GOVERNMENT ministers have said they are not panicking about the fact that Nigeria’s debt-to-gross domestic product (GDP) ratio has ballooned to 33% as a result of increased borrowing brought about by the coronavirus pandemic.
Due to the global pandemic, Nigeria has had to resort to heavy borrowing, with as much as a third of the 2020 and 2021 budgets financed by international lenders. Bodies such as the World Bank, International Monetary Fund and African Development Bank have had to step in to bail Nigeria out, increasing her debt portfolio.
However, finance minister Zainab Ahmed, said she still believes that the country’s debt-to-GDP ratio is still low at 33%. According to Mrs Ahmed, the federal government’s borrowing is accurately planned to boost growth and development of the economy.
Mrs Ahmed said: “ We have made sure that we have a debt management strategy and a medium-term debt management strategy. So, this borrowing is not being done by just a fiat as it is encapsulated in a plan and we are guided by the fiscal responsibility that sets the limit of how much you can borrow at any particular time.
“We have also structured the borrowing to make sure we have a good balance between domestic borrowing as well as external financial borrowing. So truly, in 2020 because of a Covid-19 crisis, we ended up borrowing more than we had planned because we have to change all our plans to be able to accommodate revenue crash remember, so we have to change our plans to be able to borrow more to contain the pandemic.
“So the borrowing we are doing now is to make sure we are improving critical infrastructure unnecessary for the sustained growth of this economy if we don’t do these investments now, our country will not develop and grow. We are careful of how we borrow and I keep saying and I’ve said it and I’m saying it again today that the debt levels in Nigeria is not high.
“If you consider the size of the Nigerian economy, we have a debt to GDP ratio now that is at 33% Some of the countries in Africa that you can compare us with have as much as 70% of debt.”
She maintained that the federal government is doing its bid at increasing revenue avenues through tax incentives and creating an enabling environment for businesses to thrive.
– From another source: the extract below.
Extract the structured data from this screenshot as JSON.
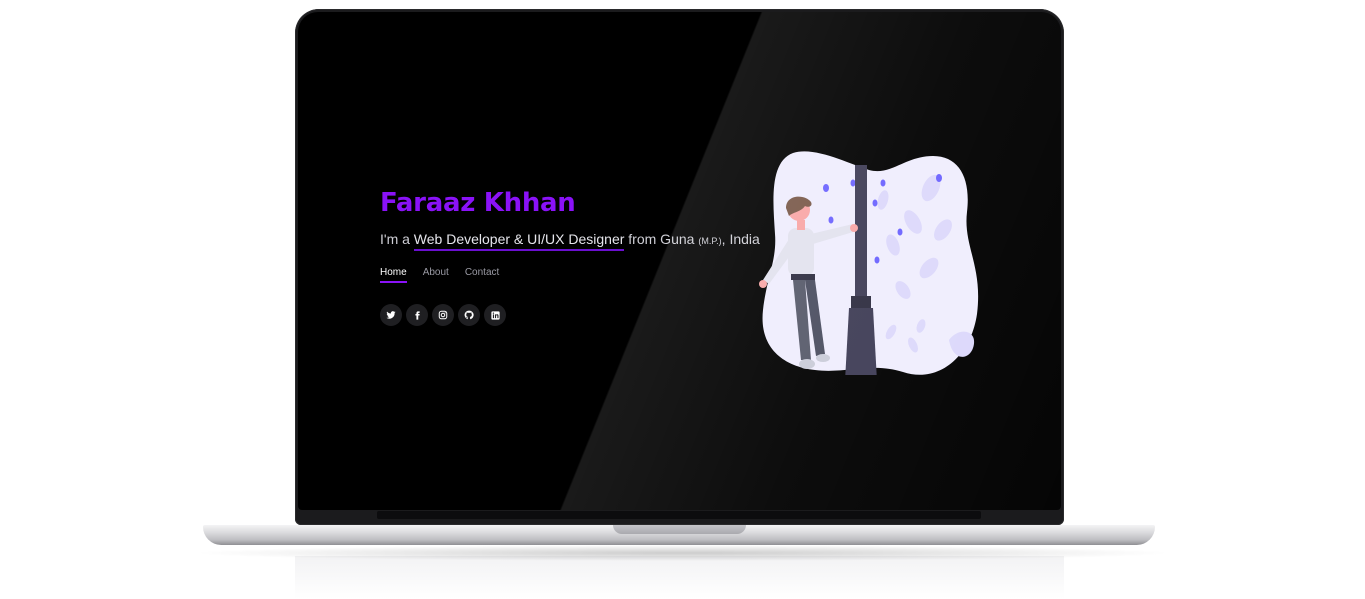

Mrs Ahmed conceded that the government needs to provide space for businesses to be able to work better so that they can produce better and pay more, more taxes.